Anthony Kiedis: I'm A Pepper
RED HOT CHILI PEPPERS front man Anthony Kiedis has never been known for holding back, and he doesn't here either, especially when it comes to big movie stars.
Anthony Kiedis is no stranger to the movies. His father, Blackie Dammett, appeared in a number of them, including Lethal Weapon, Doctor Detroit and National Lampoon's Class Reunion (he played the bad seed who came out of the insane asylum to see his old classmates). When Dammett was still known as Jack and was enrolled in the UCLA film department, he made a short film called The Hooligans that starred his four-year-old son, Tony. Though Anthony Kiedis has had small parts in F.I.S.T. and Point Break, it's music rather than acting that has made him internationally recognized. He's the lead singer of the Red Hot Chili Peppers, whose last three albums (Blood Sugar Sex Magik, One Hot Minute and Californication) have brought them huge success. The band's long-awaited new CD was released this month.
LAWRENCE GROBEL: Do you watch the Oscars?
ANTHONY KIEDIS: They've become so homogenized and watered down with bullshit and drivel--like the whole fashion aspect of it--I find it sickening. Also, a certain amount of nominations come just from commercial success. I didn't want to watch these $20 million actors take their awards when there are other people out there who are better and are acting for peanuts.
Q: Are you against awards in general?
A: I take them with a grain of salt.
Q: Were you surprised Russell Crowe didn't win Best Actor for A Beautiful Mind?
A: Thank God he didn't get that award. We would have had to call in scientists to start managing his ego if he did. That guy...I met him around the time of LA. Confidential. He's become so incredibly pompous and self-important. It's funny how the world can do that to you.
Q: What movies do you like?
A: Amores Perros out of Mexico City totally rocked my world. That was my favorite movie of the year. I'm excited that Mexico is starting to churn out movies because the world can use a new epicenter of fresh ideas in moviemaking. I can't wait to see Y Tu Mamá También. I saw an older movie last month that knocked my socks off--_A Funny Thing Happened on the Way to the Forum_. I had never seen it before. It was hysterical, and showed me where Woody Allen derived his career from. What's Eating Gilbert Grape is my kind of movie--it's not trying too hard or trying to manipulate you. I liked all the cast, including Johnny Depp, though these days when I see Johnny Depp in a movie, I don't see the character he's playing, I see Johnny Depp, and that bugs the shit out of me. I just saw On the Waterfront for the first time and now I see what all the fuss is about Marlon Brando.

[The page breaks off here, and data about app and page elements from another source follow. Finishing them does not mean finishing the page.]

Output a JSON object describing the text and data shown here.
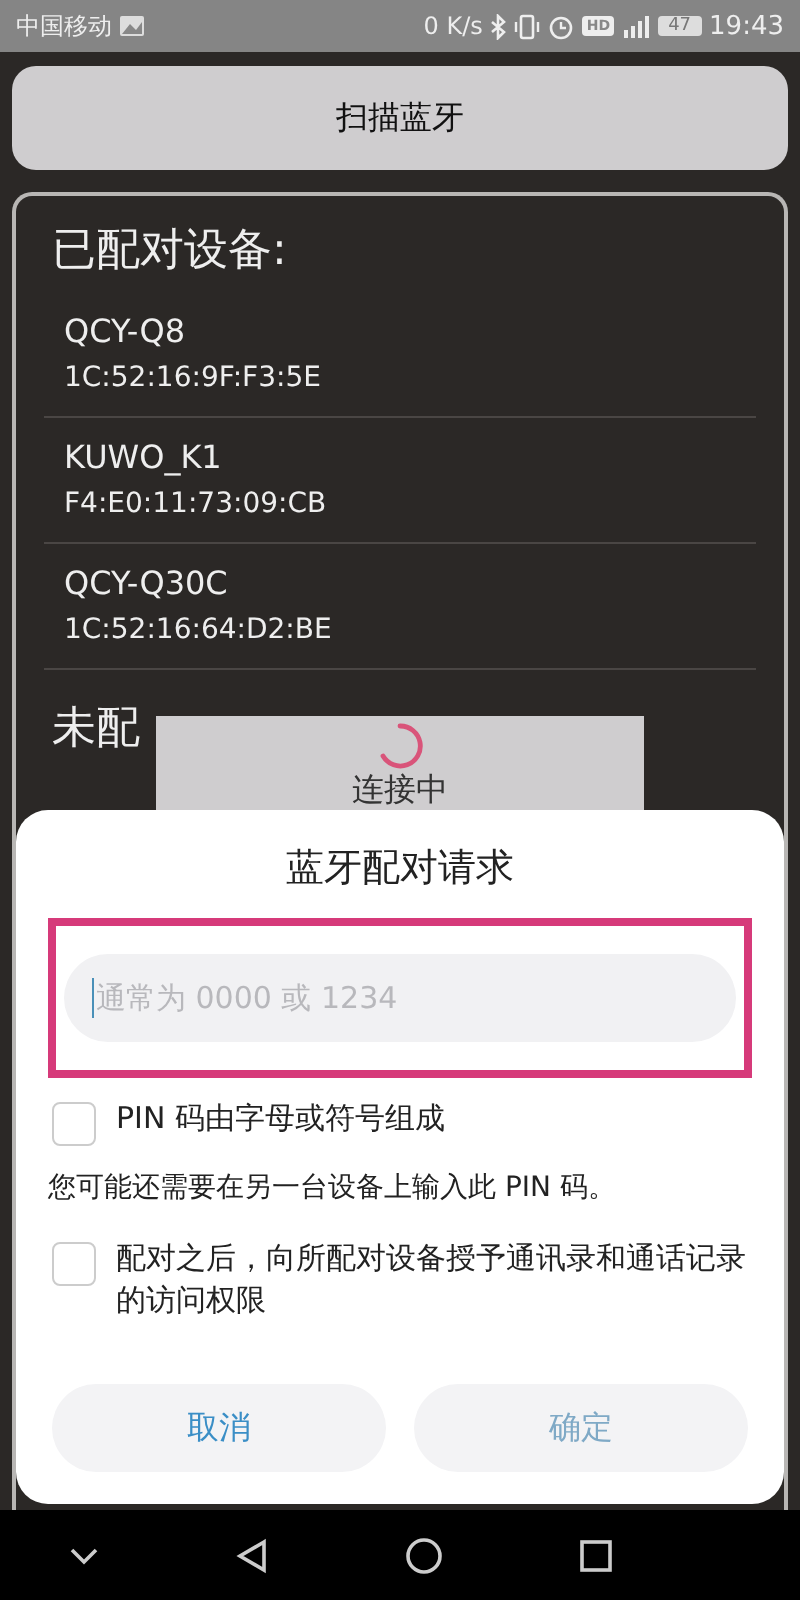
{
  "status_bar": {
    "carrier": "中国移动",
    "speed": "0 K/s",
    "hd": "HD",
    "battery": "47",
    "time": "19:43"
  },
  "scan_button": "扫描蓝牙",
  "paired": {
    "title": "已配对设备:",
    "devices": [
      {
        "name": "QCY-Q8",
        "address": "1C:52:16:9F:F3:5E"
      },
      {
        "name": "KUWO_K1",
        "address": "F4:E0:11:73:09:CB"
      },
      {
        "name": "QCY-Q30C",
        "address": "1C:52:16:64:D2:BE"
      }
    ]
  },
  "unpaired_title": "未配",
  "progress": {
    "message": "连接中"
  },
  "dialog": {
    "title": "蓝牙配对请求",
    "pin_field": {
      "placeholder": "通常为 0000 或 1234"
    },
    "items": [
      {
        "kind": "checkbox",
        "label": "PIN 码由字母或符号组成",
        "checked": false
      },
      {
        "kind": "note",
        "label": "您可能还需要在另一台设备上输入此 PIN 码。"
      },
      {
        "kind": "checkbox",
        "label": "配对之后，向所配对设备授予通讯录和通话记录的访问权限",
        "checked": false
      }
    ],
    "buttons": [
      {
        "label": "取消",
        "disabled": false
      },
      {
        "label": "确定",
        "disabled": true
      }
    ]
  }
}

Q: What movie scores or soundtracks have you liked?
A: I used to love the James Bond scores, and all the Henry Mancini stuff. Cliff Martinez, who was a drummer in my band for our first two records, did a great score for Traffic.
Q: How many songs have the Chili Peppers done for movies?
A: We've done some, but we've become much more selective now because soundtracks end up competing with our own records. But back in the day, pre-Mother's Milk, we put out a song called "Show Me Your Soul" on the Pretty Woman soundtrack. No one had any idea that the movie was going to go through the roof, and the soundtrack sold gazillions of copies because of Natalie Cole, David Bowie and three or four others. We were the obscure, "who are these guys?" track on that record, but we got paychecks because for every record sold, we got the same percentage as everyone else. I never saw the film. We did a song called "Taste the Pain" for Say Anything... with John Cusack and lone Skye, who was my girlfriend at the time. We not only gave them the song, but I also did some weird incidental music where they turn on the radio and there's this really abrasive 10 seconds of music that comes on--that was me. Rea did a song for The Basketball Diaries, a movie I hated. That movie really pissed me off, because it dealt with drug problems in a very unrealistic way. It was such a great book. But there was a lack of consistency in the film--it was from a specific period, yet the style of dress and the dialogue were all over the place.
Q: Since you can relate to substance abuse issues, what films have done that subject justice?
A: Leaving Las Vegas was a brilliant portrayal of alcoholism. I don't know where Nicolas Cage got that from, but he captured the indescribable depression that comes along with that affliction. Days of Wine and Roses was also accurate, though a little more filmified. I've heard Requiem for a Dream was so accurate that maybe I don't want to go see it.